BEGIN Supplied information

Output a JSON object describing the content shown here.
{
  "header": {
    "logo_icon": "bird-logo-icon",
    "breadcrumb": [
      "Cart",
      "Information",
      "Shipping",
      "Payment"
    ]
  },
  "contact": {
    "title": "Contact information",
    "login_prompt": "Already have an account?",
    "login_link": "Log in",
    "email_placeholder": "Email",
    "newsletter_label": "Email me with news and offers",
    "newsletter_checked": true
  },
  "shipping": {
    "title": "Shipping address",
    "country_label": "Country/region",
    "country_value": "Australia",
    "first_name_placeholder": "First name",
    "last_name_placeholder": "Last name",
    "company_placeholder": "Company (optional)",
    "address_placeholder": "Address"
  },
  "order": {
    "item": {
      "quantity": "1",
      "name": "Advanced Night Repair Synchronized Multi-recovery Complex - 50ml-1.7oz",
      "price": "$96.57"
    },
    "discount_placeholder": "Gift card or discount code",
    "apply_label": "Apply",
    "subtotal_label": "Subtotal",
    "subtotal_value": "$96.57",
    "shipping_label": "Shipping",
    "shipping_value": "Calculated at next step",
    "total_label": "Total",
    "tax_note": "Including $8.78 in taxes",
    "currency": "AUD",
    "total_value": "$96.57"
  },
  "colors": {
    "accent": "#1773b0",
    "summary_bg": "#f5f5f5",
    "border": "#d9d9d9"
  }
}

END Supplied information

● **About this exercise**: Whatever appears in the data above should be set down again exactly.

● **Exercise result**:
Output a JSON object describing the content shown here.
{
  "header": {
    "logo_icon": "bird-logo-icon",
    "breadcrumb": [
      "Cart",
      "Information",
      "Shipping",
      "Payment"
    ]
  },
  "contact": {
    "title": "Contact information",
    "login_prompt": "Already have an account?",
    "login_link": "Log in",
    "email_placeholder": "Email",
    "newsletter_label": "Email me with news and offers",
    "newsletter_checked": true
  },
  "shipping": {
    "title": "Shipping address",
    "country_label": "Country/region",
    "country_value": "Australia",
    "first_name_placeholder": "First name",
    "last_name_placeholder": "Last name",
    "company_placeholder": "Company (optional)",
    "address_placeholder": "Address"
  },
  "order": {
    "item": {
      "quantity": "1",
      "name": "Advanced Night Repair Synchronized Multi-recovery Complex - 50ml-1.7oz",
      "price": "$96.57"
    },
    "discount_placeholder": "Gift card or discount code",
    "apply_label": "Apply",
    "subtotal_label": "Subtotal",
    "subtotal_value": "$96.57",
    "shipping_label": "Shipping",
    "shipping_value": "Calculated at next step",
    "total_label": "Total",
    "tax_note": "Including $8.78 in taxes",
    "currency": "AUD",
    "total_value": "$96.57"
  },
  "colors": {
    "accent": "#1773b0",
    "summary_bg": "#f5f5f5",
    "border": "#d9d9d9"
  }
}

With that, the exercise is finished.